Imagine my surprise when I got a call from reader, Homer Muir, in Huntington, Ind., who wanted to know if we were distant cousins.
He had seen my name at the top of my column in the Huntington Herald Press, and instantly my middle name, Randolph, and then coupled with my last name, Carr, made the 79-year-old Homer sure he'd found a little bit of family.
Turns out he was right, and he only had to go back about 350 years to find our common ancestors, Thomas and Mary Carr. Thomas, Jr., who was born in 1678 in Spottsville, Pa., married Mary Dabney, who was born in 1688 in New Kent, Va. They were married in King William, Va., and lived out the rest of their lives in Louisa, Va. The last part of that story I'm very familiar with, and was raised on the stories of my father's family growing up in Louisa right down to the wedding of my grandparents.
After that, my grandfather, Cary Peyton Carr, hightailed it for the big city of Richmond, Va., which must be where I got some of my wanderlust and draw to big cities.
What always gets left out of my family history are stories about my mother's side of the family. My father's history is so colorful that I didn't even notice how absent my mother's side was until a few years ago. That's when I started doing a little digging.
It was a surprise to learn that I had a great-grandmother, Charlotte Pool Toler, who was from Arkansas and knew all of the folk songs of her time. She had ten children, her last as late as 45 years old, and died in her 90's.
Those are the kind of details that I want to know, and it's sent me off on a search for the American folk songs of the 1880's, Charlotte's heyday, that were prevalent in Arkansas. My mother, Leontine, remembers Charlotte singing them and I'd like to give some of the songs, now forgotten, back to my mother.
Tracing family histories is very big right now in America and there are two new shows capitalizing on our need to know where our roots twist and turn.
NBC has a new show, "Who Do You Think You Are," that premiered on March 5th and travels with celebrities as they find out more about their family trees. The first episode featured actress, Sarah Jessica Parker, as she set out to know more about her mother's lineage. At the beginning, Sarah was convinced that her family was fairly new to America and not very distinguished. She makes a joke that if they knew about the ship, the Mayflower, it was because they either helped to build it or cleaned it.
However, it turns out that she had a relative, John S. Hodge, who took part in the Gold Rush of the 1850's and another relative, Esther Elwell, who was one of the last accused in the Salem Witch Trials. Pretty heady stuff.
Other celebrities who make the journey in future episodes are Lisa Kudrow, Emmitt Smith and Brooke Shields.
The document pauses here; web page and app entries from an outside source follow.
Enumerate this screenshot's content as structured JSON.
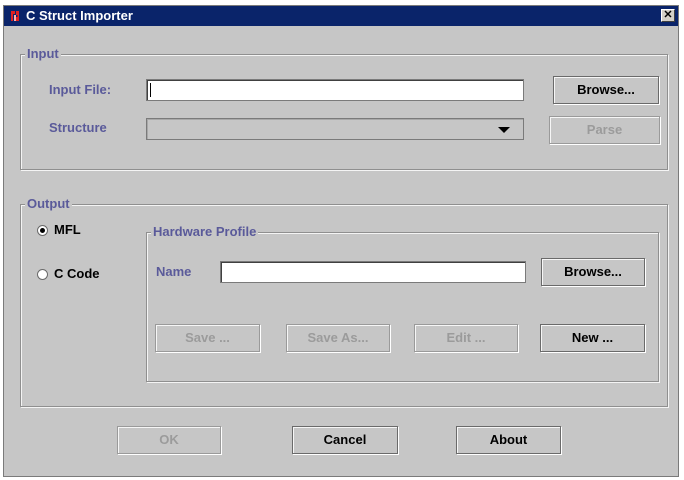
{
  "window": {
    "title": "C Struct Importer",
    "close_symbol": "✕",
    "accent": "#0a246a",
    "label_color": "#5a5a9a"
  },
  "input_group": {
    "legend": "Input",
    "input_file_label": "Input File:",
    "input_file_value": "",
    "structure_label": "Structure",
    "structure_value": "",
    "browse_label": "Browse...",
    "parse_label": "Parse"
  },
  "output_group": {
    "legend": "Output",
    "format_options": [
      {
        "label": "MFL",
        "checked": true
      },
      {
        "label": "C Code",
        "checked": false
      }
    ],
    "hardware_profile": {
      "legend": "Hardware Profile",
      "name_label": "Name",
      "name_value": "",
      "browse_label": "Browse...",
      "save_label": "Save ...",
      "save_as_label": "Save As...",
      "edit_label": "Edit ...",
      "new_label": "New ..."
    }
  },
  "footer": {
    "ok_label": "OK",
    "cancel_label": "Cancel",
    "about_label": "About"
  }
}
PBS is airing "Faces of America," hosted by Henry Louis Gates, Jr., who used genealogy and genetics to see not only who people were related to, but who is connected now. The actress, Meryl Streep, learns she is related to the director, Mike Nichols. Stephen Colbert, Eva Longoria, Queen Noor and others are featured as well.
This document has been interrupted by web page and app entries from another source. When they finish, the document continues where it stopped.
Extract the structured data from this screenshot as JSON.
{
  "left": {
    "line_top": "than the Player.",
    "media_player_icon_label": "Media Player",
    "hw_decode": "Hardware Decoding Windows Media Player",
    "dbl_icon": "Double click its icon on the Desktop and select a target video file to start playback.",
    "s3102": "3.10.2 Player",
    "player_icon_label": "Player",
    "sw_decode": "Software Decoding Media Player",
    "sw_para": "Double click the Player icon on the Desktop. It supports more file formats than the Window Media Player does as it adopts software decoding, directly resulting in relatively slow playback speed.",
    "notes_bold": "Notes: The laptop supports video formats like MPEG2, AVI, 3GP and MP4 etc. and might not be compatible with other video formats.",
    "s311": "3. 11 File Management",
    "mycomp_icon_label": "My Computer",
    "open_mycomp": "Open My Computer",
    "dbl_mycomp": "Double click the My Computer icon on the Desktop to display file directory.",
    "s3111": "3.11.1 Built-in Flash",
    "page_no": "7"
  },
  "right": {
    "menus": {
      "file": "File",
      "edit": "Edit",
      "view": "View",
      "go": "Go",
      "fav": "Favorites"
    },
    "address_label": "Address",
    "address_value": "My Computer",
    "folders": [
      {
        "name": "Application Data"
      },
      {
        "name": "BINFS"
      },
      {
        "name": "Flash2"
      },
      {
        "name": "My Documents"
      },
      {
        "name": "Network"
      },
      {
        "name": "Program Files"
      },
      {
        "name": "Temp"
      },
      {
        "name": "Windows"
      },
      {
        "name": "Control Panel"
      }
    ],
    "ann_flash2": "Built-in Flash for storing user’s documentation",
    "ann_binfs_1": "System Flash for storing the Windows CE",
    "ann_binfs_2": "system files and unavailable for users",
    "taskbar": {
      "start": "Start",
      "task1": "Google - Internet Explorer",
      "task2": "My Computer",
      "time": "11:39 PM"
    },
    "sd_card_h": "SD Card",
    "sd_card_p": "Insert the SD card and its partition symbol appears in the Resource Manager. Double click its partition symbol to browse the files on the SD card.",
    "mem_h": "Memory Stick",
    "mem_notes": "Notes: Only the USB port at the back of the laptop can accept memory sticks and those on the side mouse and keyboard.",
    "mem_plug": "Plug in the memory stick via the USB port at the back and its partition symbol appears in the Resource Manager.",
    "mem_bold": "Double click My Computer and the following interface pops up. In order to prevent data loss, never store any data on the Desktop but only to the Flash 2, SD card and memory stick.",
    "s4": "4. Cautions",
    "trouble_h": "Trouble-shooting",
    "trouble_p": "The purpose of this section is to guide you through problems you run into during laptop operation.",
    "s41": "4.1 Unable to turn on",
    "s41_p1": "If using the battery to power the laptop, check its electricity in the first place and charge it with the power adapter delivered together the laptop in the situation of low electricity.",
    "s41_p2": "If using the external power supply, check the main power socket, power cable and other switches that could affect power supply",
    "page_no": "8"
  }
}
There is an innate need to know where we come from and how we fit in to our surroundings, and when we find out more about the small details, we feel our own definitions of ourselves grow, change and then somehow make room for the possibility of more.
Once I knew that my great grandmother, Charlotte, had a passion for singing and her husband, Charles Toler, was a whiz at retail and owned a lot of general merchandise stores, it added to my ideas about what I might be capable of doing.
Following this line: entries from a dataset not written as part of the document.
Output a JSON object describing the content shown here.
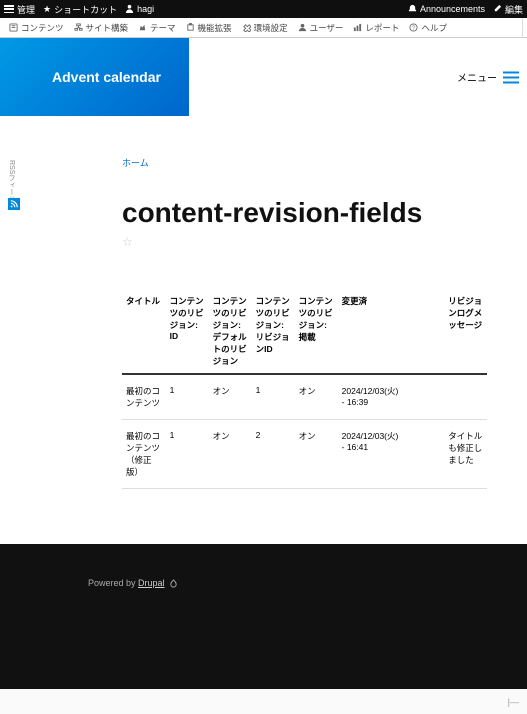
{
  "toolbar": {
    "manage": "管理",
    "shortcut": "ショートカット",
    "user": "hagi",
    "announcements": "Announcements",
    "edit": "編集"
  },
  "admin_menu": {
    "content": "コンテンツ",
    "structure": "サイト構築",
    "theme": "テーマ",
    "extend": "機能拡張",
    "config": "環境設定",
    "users": "ユーザー",
    "reports": "レポート",
    "help": "ヘルプ"
  },
  "header": {
    "site_title": "Advent calendar",
    "menu_label": "メニュー"
  },
  "side": {
    "rss": "RSSフィード"
  },
  "breadcrumb": {
    "home": "ホーム"
  },
  "page": {
    "title": "content-revision-fields"
  },
  "table": {
    "headers": {
      "title": "タイトル",
      "rev_id": "コンテンツのリビジョン: ID",
      "rev_default": "コンテンツのリビジョン: デフォルトのリビジョン",
      "rev_rid": "コンテンツのリビジョン: リビジョンID",
      "rev_pub": "コンテンツのリビジョン: 掲載",
      "changed": "変更済",
      "spacer": "",
      "log": "リビジョンログメッセージ"
    },
    "rows": [
      {
        "title": "最初のコンテンツ",
        "rev_id": "1",
        "rev_default": "オン",
        "rev_rid": "1",
        "rev_pub": "オン",
        "changed": "2024/12/03(火) - 16:39",
        "spacer": "",
        "log": ""
      },
      {
        "title": "最初のコンテンツ（修正版）",
        "rev_id": "1",
        "rev_default": "オン",
        "rev_rid": "2",
        "rev_pub": "オン",
        "changed": "2024/12/03(火) - 16:41",
        "spacer": "",
        "log": "タイトルも修正しました"
      }
    ]
  },
  "footer": {
    "powered_pre": "Powered by ",
    "powered_link": "Drupal"
  },
  "bottom": {
    "sep": "|—"
  }
}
That's what we give to subsequent generations of Americans when we head out the door to try yet again. We're a unique land of every ethnic backgrounds, who still have one thing in common. We all believe we can do better and we're willing to try over and over again.
Remember that the next time the economic woes are getting you down. You come from great stock and there are unseen roots spreading out deep into the ground to support you. More adventures to follow.
Martha's column is distributed exclusively by Cagle Cartoons Inc., newsp.